So I would say to all of you here this morning, I hope you could develop a strong feeling in your own families—and with you personally—about not wanting to become a weak link in the chain of your family and of your ancestors. I encourage you also to be a strong link for your posterity. Do not be the weak link. Wouldn’t that be a terrible thing to do? To think of that long chain and of all that work that needs to be done in the saving of souls and of the precious work that needs to be done, wouldn’t it be sad if you were the one who was the weak link that caused your descendants not to be able to be part of that strong linkage.
When the Saints were preparing to leave Nauvoo, and with the Nauvoo Temple unfinished, it was possible for them to endow only a few people. President Brigham Young, as President of the Quorum of the Twelve, was the senior Apostle at that time. He wrote in his journal about the anxiety that the people felt when they were trying to get their wagons equipped to start the trek west into that new area they knew nothing of. They were following their leaders, getting ready the few possessions they could take with them on the wagons.
Amidst all these preparations, there was an opportunity for some of them to be endowed, and the people were anxious to be endowed. Brigham Young stopped doing all of the regular, routine work he was doing. He put that to one side so that he could stay in the temple and conduct the endowment work that was so necessary. In commenting about the experience, he said he was anxious to do what the Saints were anxious to have done.

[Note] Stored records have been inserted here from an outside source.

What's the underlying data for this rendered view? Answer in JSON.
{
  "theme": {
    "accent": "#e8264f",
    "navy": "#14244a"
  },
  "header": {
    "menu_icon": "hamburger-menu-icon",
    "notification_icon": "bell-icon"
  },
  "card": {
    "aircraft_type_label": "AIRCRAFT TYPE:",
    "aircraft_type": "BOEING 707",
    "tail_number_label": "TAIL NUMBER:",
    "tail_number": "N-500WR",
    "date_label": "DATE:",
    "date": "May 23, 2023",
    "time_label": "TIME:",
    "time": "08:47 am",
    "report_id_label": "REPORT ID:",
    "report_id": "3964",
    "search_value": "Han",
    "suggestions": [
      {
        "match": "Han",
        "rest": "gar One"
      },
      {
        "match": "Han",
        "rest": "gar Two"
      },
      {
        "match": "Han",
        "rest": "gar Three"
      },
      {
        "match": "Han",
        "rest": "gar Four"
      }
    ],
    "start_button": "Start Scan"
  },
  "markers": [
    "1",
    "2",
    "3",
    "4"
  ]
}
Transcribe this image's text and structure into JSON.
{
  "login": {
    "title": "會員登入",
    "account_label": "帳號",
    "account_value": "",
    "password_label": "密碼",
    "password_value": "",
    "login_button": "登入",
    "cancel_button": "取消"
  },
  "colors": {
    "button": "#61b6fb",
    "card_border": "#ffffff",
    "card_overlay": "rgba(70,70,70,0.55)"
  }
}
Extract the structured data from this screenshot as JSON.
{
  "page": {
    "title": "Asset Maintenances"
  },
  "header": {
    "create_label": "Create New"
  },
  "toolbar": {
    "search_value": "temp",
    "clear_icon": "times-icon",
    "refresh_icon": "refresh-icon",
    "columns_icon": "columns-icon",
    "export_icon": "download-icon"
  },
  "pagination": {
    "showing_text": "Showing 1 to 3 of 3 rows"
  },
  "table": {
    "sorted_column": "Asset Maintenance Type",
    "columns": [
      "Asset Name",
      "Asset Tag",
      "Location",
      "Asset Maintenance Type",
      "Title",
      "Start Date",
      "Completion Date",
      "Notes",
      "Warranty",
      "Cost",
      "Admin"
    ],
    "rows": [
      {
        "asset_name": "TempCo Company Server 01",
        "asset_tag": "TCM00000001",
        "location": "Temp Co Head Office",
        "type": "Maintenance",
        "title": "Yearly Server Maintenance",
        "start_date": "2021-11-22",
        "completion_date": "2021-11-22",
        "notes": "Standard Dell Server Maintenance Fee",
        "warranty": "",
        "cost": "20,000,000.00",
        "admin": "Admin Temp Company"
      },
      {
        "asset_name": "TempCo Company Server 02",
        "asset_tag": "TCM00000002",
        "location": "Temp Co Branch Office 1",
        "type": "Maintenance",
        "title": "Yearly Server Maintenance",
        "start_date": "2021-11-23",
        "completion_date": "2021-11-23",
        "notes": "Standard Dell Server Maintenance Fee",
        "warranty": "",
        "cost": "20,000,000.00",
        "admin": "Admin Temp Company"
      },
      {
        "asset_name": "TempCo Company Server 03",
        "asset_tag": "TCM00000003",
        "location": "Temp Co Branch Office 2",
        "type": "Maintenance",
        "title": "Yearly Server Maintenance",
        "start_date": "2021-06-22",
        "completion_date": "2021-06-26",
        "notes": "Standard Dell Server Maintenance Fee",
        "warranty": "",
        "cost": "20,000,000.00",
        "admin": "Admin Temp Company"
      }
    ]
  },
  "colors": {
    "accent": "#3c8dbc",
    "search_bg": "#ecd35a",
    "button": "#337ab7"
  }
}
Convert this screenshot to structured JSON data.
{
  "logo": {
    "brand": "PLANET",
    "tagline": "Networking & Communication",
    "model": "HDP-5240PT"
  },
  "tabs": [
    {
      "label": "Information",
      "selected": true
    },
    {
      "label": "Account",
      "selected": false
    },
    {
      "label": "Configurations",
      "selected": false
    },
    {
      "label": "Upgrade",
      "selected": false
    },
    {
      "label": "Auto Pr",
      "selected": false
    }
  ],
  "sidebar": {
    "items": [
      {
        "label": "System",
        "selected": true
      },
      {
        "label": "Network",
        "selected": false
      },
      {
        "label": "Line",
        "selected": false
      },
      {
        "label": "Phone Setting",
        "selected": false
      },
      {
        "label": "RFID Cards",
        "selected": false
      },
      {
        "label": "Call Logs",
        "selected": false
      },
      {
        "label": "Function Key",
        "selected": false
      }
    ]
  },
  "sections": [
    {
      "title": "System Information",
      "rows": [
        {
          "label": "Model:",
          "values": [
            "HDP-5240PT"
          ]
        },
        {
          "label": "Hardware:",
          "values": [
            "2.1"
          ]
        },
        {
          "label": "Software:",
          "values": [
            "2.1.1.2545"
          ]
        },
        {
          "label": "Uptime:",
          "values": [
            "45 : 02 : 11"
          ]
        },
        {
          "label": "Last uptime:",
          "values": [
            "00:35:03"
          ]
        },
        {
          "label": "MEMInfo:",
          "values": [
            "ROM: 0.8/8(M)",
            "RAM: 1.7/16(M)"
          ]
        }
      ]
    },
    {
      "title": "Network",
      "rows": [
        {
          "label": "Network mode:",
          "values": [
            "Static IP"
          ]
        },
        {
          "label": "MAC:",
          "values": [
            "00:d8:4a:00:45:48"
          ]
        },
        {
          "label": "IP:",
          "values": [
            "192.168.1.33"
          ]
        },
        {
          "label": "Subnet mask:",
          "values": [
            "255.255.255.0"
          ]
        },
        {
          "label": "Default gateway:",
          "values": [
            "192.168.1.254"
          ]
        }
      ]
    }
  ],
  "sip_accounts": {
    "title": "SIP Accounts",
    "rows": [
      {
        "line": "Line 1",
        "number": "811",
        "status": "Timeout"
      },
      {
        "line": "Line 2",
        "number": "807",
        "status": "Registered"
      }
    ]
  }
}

That word, anxiety, is interesting as it appears in his account. He writes of the anxiety that they had, hoping that the important endowment work could be accomplished before the people left on the trek west.
I leave you my love and my witness and the knowledge that I have that this work is true. I know that God lives. I know that He loves us. He loves us just as we love our children and our posterity. We now have 65 great-grandchildren, and of course we’ll have more on their way. We love them all, and we hope that the chains and the links in our family will be strong, and that our children will be blessed. We’re proud of all of them and pray that they will grow up with the strong knowledge and the feeling that I have regarding God, that He lives, that He’s our Father, and that all of this work is under His direction and that of His Son, who is our Savior, Jesus the Christ. This is the Church of Jesus Christ restored to the earth in these latter days. I know it is true.
I know that we have a living prophet upon the earth today, and you can see the marvelous things that are happening in the Church now with 100 operating temples. Some of you here will live to see the day when there are 200 operating temples and then 300 operating temples, and whatever the number might eventually become. Well, we’re living at this time and this day and age when marvelous things are happening. When we talk about a living prophet who receives revelations from on high in directing this work, I testify to you that those of us who work and associate with him can testify to you that he is God’s prophet here upon the earth, leading us in doing what is right and what is proper.
May your links be strong. May you personally find the great joy and the happiness that can be ours through living the principles of the gospel. I leave you my love and this witness that the Church is true, in the name of Jesus Christ, amen.